As it became warmer and wetter into the summer months, the greenery along the river intensified and everywhere became more luscious. I loved cycling out of the city to swim in rivers

Ruby Seber, cycling student

As it became warmer and wetter into the summer months, the greenery along the river intensified and everywhere became more luscious. I loved cycling out of the city to swim in rivers.

Sometimes, in the early evening I would cycle to Gion, the geisha (known as ‘geiko’ in Kyoto, while ‘maiko’ are apprentice geikos) district. This was the perfect time to see the geisha quickly shuffle between tea houses, and I was always mesmerised by their beauty.

One of my favourite memories is when a friend and I explored the city in the warm night air, our intuition guiding us at each turning in an attempt to get lost. It was a magical experience and felt like a form of meditation.

We marvelled at all the temples, even more peaceful as they were empty of people, and only lit up by big red and orange lanterns. We found a steep hill to fly down which had a ‘torii’ – a large red gate and the symbol of Shintoism – at the bottom of it, the city lights ahead of us rushing towards us.

I also really enjoyed cycling through the Imperial Palace in complete darkness when it was empty. It was the closest thing I could get to off roading, speeding down the windy gravel track, avoiding potholes and splashing through puddles, the route memorising.

Back in Brighton

Like many students, I suddenly had to leave the city I love in March 2020, as the UK went into lockdown, completing my final year from home.

When I think of cycling in Brighton after my pre-pandemic year abroad, it conjures up feelings of confusion and stress.

In the centre of the city there were hardly any bike lanes. The few that were had roads crossing through them constantly. There was often a lot of congestion and it felt badly planned out.

Riding from where I lived in the centre to the seafront was full of stopping and starting and a lot of fast-moving traffic. It always felt confusing as to where you can ride if you want to stay off the main road as much as possible.

However, at a certain point it becomes impossible to avoid the main road – not ideal for friends who are less confident cycling. Getting to the seafront felt like a wave of relief; you could finally relax and enjoy the ride.

Cycling gets easier once you got out of the city towards the South Downs and Sussex University. There is a convenient bike lane all the way from the centre to the uni, although you still have to deal with buses as the path tends to go round the back of bus stops, with cars parked in the bike lane. You might not be surprised to find out that drivers in Brighton are also much more likely to be rude and intimidating!

Regardless, cycling was the easiest, quickest and cheapest way to get to uni – as well as being good exercise and fun (apart from when it was wet, very windy or freezing cold). But the vast majority of students took the train or overcrowded buses to the campus in Falmer, although it was very normal among my friends to cycle.

I never wore conventional cycling gear and often rode in my long faux leather coat and flares.
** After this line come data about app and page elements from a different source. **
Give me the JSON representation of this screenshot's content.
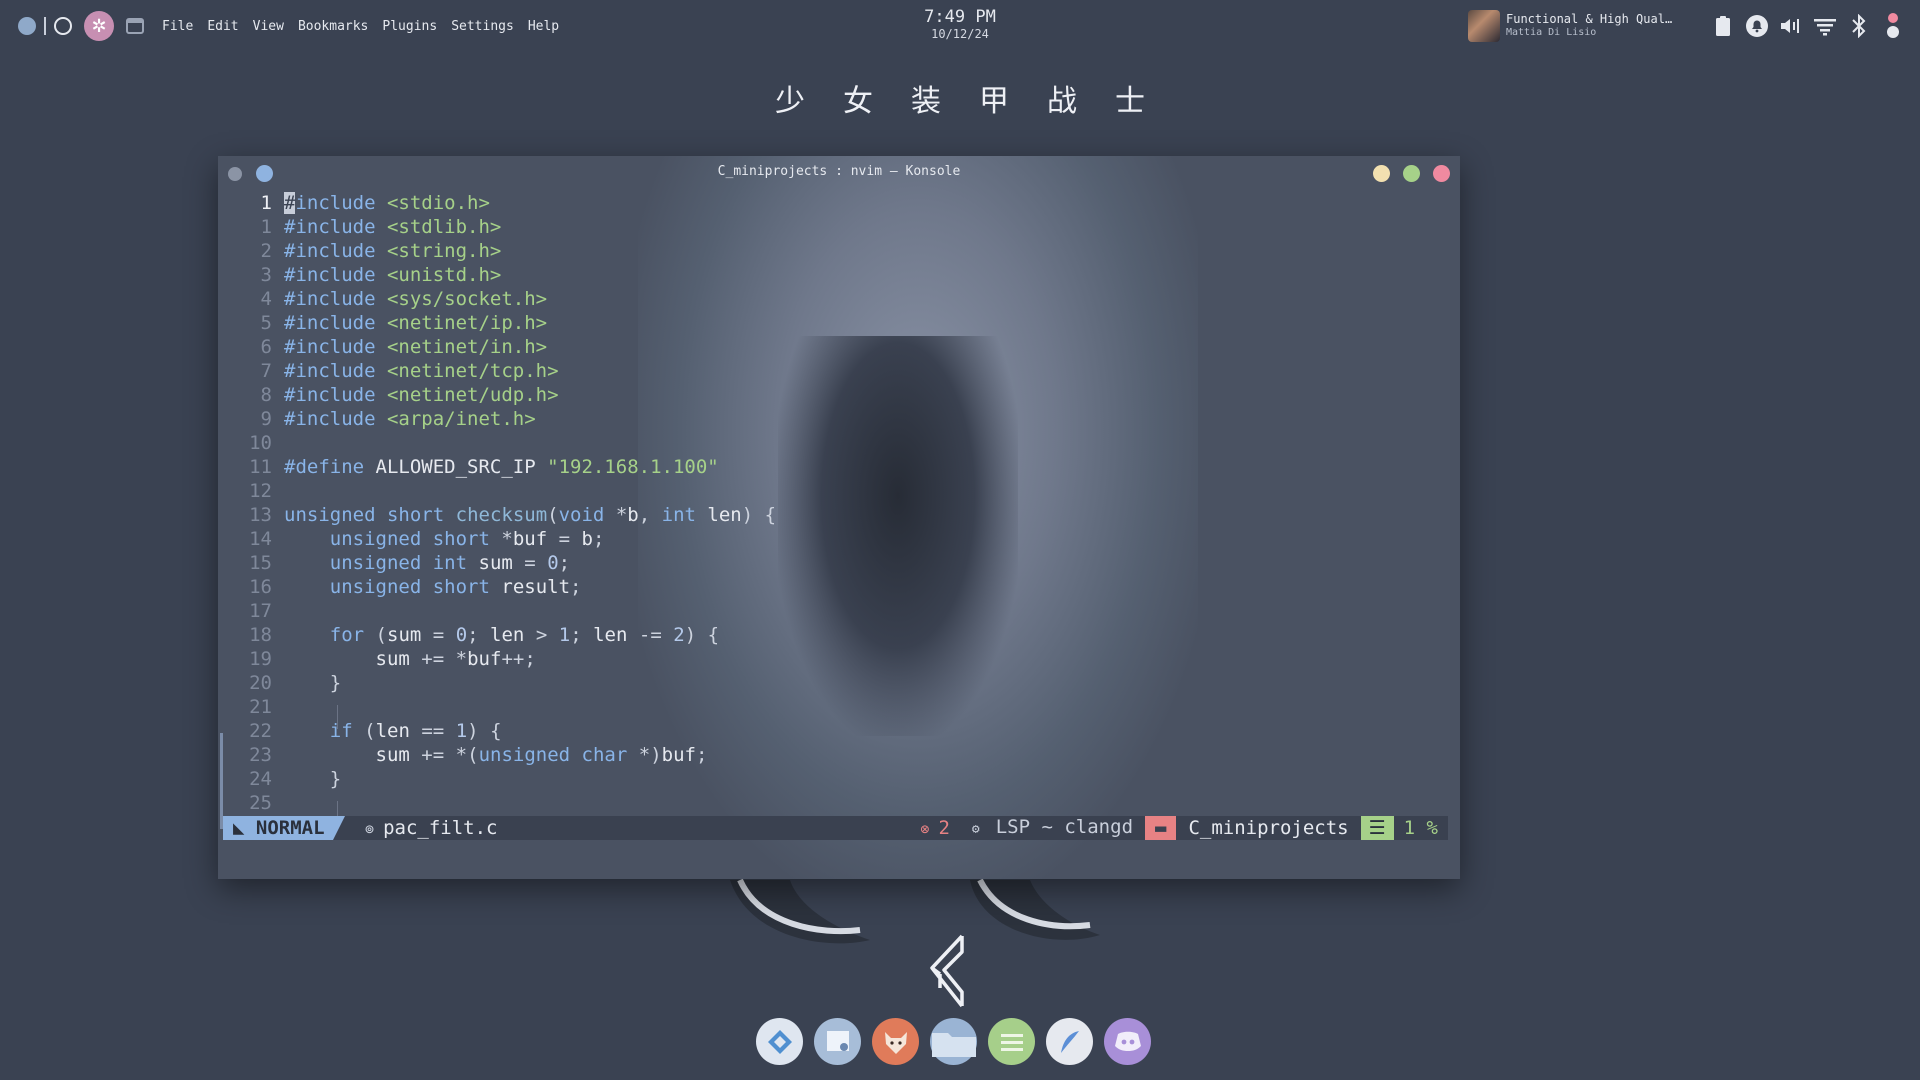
{
  "menu": [
    "File",
    "Edit",
    "View",
    "Bookmarks",
    "Plugins",
    "Settings",
    "Help"
  ],
  "clock": {
    "time": "7:49 PM",
    "date": "10/12/24"
  },
  "media": {
    "title": "Functional & High Qual…",
    "artist": "Mattia Di Lisio"
  },
  "desktop_title": "少女装甲战士",
  "window": {
    "title": "C_miniprojects : nvim — Konsole",
    "buttons": {
      "minimize": "#f2e0b0",
      "maximize": "#a6d189",
      "close": "#f08aa0"
    }
  },
  "editor": {
    "lines": [
      {
        "n": "1",
        "code": "#include <stdio.h>"
      },
      {
        "n": "1",
        "code": "#include <stdlib.h>"
      },
      {
        "n": "2",
        "code": "#include <string.h>"
      },
      {
        "n": "3",
        "code": "#include <unistd.h>"
      },
      {
        "n": "4",
        "code": "#include <sys/socket.h>"
      },
      {
        "n": "5",
        "code": "#include <netinet/ip.h>"
      },
      {
        "n": "6",
        "code": "#include <netinet/in.h>"
      },
      {
        "n": "7",
        "code": "#include <netinet/tcp.h>"
      },
      {
        "n": "8",
        "code": "#include <netinet/udp.h>"
      },
      {
        "n": "9",
        "code": "#include <arpa/inet.h>"
      },
      {
        "n": "10",
        "code": ""
      },
      {
        "n": "11",
        "code": "#define ALLOWED_SRC_IP \"192.168.1.100\""
      },
      {
        "n": "12",
        "code": ""
      },
      {
        "n": "13",
        "code": "unsigned short checksum(void *b, int len) {"
      },
      {
        "n": "14",
        "code": "    unsigned short *buf = b;"
      },
      {
        "n": "15",
        "code": "    unsigned int sum = 0;"
      },
      {
        "n": "16",
        "code": "    unsigned short result;"
      },
      {
        "n": "17",
        "code": ""
      },
      {
        "n": "18",
        "code": "    for (sum = 0; len > 1; len -= 2) {"
      },
      {
        "n": "19",
        "code": "        sum += *buf++;"
      },
      {
        "n": "20",
        "code": "    }"
      },
      {
        "n": "21",
        "code": ""
      },
      {
        "n": "22",
        "code": "    if (len == 1) {"
      },
      {
        "n": "23",
        "code": "        sum += *(unsigned char *)buf;"
      },
      {
        "n": "24",
        "code": "    }"
      },
      {
        "n": "25",
        "code": ""
      }
    ]
  },
  "statusline": {
    "mode": "NORMAL",
    "file": "pac_filt.c",
    "errors": "2",
    "lsp": "LSP ~ clangd",
    "project": "C_miniprojects",
    "position": "1 %"
  },
  "dock": [
    {
      "name": "vscodium-icon",
      "color": "#dfe6f0"
    },
    {
      "name": "software-store-icon",
      "color": "#a7bdd8"
    },
    {
      "name": "firefox-icon",
      "color": "#e07b5a"
    },
    {
      "name": "files-icon",
      "color": "#9ab4d4"
    },
    {
      "name": "notes-icon",
      "color": "#a6cf8a"
    },
    {
      "name": "quill-icon",
      "color": "#e6e9ef"
    },
    {
      "name": "discord-icon",
      "color": "#a88fd8"
    }
  ]
}
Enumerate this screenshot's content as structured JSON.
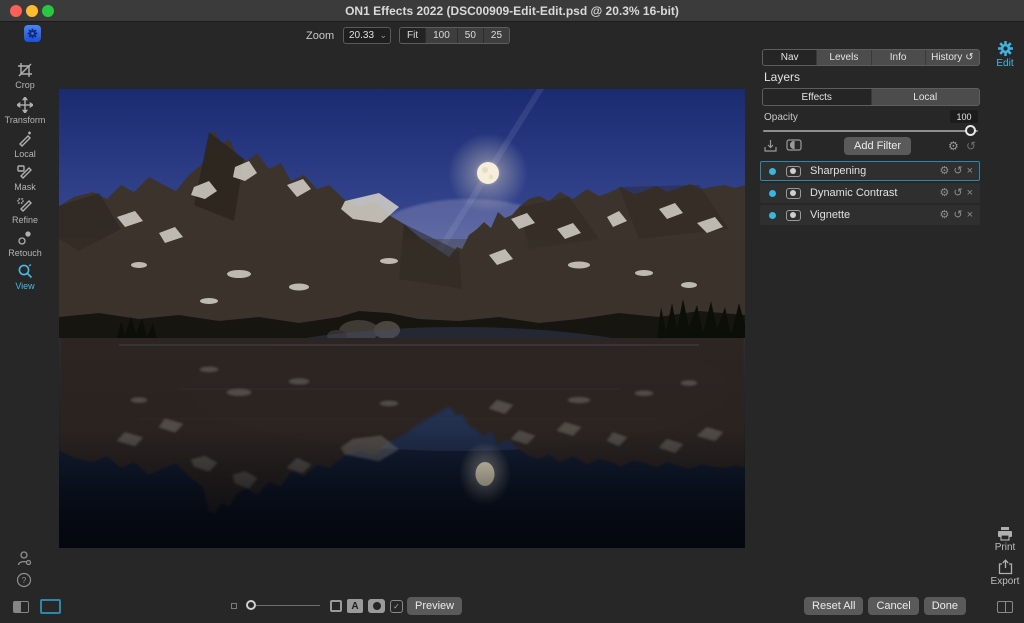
{
  "titlebar": {
    "title": "ON1 Effects 2022 (DSC00909-Edit-Edit.psd @ 20.3% 16-bit)"
  },
  "topbar": {
    "zoom_label": "Zoom",
    "zoom_value": "20.33",
    "fit_options": {
      "0": "Fit",
      "1": "100",
      "2": "50",
      "3": "25"
    },
    "active_fit": "Fit"
  },
  "left_toolbar": {
    "tools": [
      {
        "label": "Crop"
      },
      {
        "label": "Transform"
      },
      {
        "label": "Local"
      },
      {
        "label": "Mask"
      },
      {
        "label": "Refine"
      },
      {
        "label": "Retouch"
      },
      {
        "label": "View"
      }
    ],
    "active_tool": "View"
  },
  "right_rail": {
    "edit_label": "Edit",
    "print_label": "Print",
    "export_label": "Export"
  },
  "right_panel": {
    "tabs": [
      {
        "label": "Nav",
        "active": true
      },
      {
        "label": "Levels",
        "active": false
      },
      {
        "label": "Info",
        "active": false
      },
      {
        "label": "History",
        "active": false
      }
    ],
    "layers_title": "Layers",
    "layer_tabs": [
      {
        "label": "Effects",
        "active": true
      },
      {
        "label": "Local",
        "active": false
      }
    ],
    "opacity": {
      "label": "Opacity",
      "value": "100"
    },
    "add_filter_label": "Add Filter",
    "filters": [
      {
        "name": "Sharpening",
        "selected": true
      },
      {
        "name": "Dynamic Contrast",
        "selected": false
      },
      {
        "name": "Vignette",
        "selected": false
      }
    ]
  },
  "bottom_bar": {
    "preview_label": "Preview",
    "reset_all_label": "Reset All",
    "cancel_label": "Cancel",
    "done_label": "Done",
    "a_toggle": "A"
  },
  "icons": {
    "gear": "⚙",
    "undo": "↺",
    "close": "×",
    "chevron_down": "⌄",
    "check": "✓",
    "person": "⚲",
    "help": "?"
  },
  "colors": {
    "accent": "#3cb4e0",
    "selection_border": "#2e86ab",
    "chrome": "#272727",
    "titlebar": "#3b3b3b"
  }
}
Fast forward to 2021, and after long periods of construction, although somewhat controversially, spaces have finally opened up that will make it easier to cycle around Brighton. This has come too late for me as I‘ve left the city, but I hope it will provide safer and more enjoyable cycle routes and encourage more people to travel by bike in future.

My best memories

When I think back to my extraordinary student years, some of my best memories are of gliding on my lovely green bicycle along the back streets of Kyoto, coming across beautiful, peaceful Buddhist temples and Shinto shrines, or going past colourful fruit and vegetable stands and small doorways to ramen shops.

I remember cycling through the Imperial Palace gardens, and cruising along the seafront in Brighton on my Norco with my friends exploring the city’s many hidden attractions.

I know I was very lucky to have had the opportunity to live in Japan for a year pre-pandemic through the study abroad programme at Sussex University – an experience I highly recommend to anyone heading to uni, once the pandemic is over, of course.

I also recommend cycling to campus – it’s cheaper, easier, healthier and more fun than taking the overcrowded bus!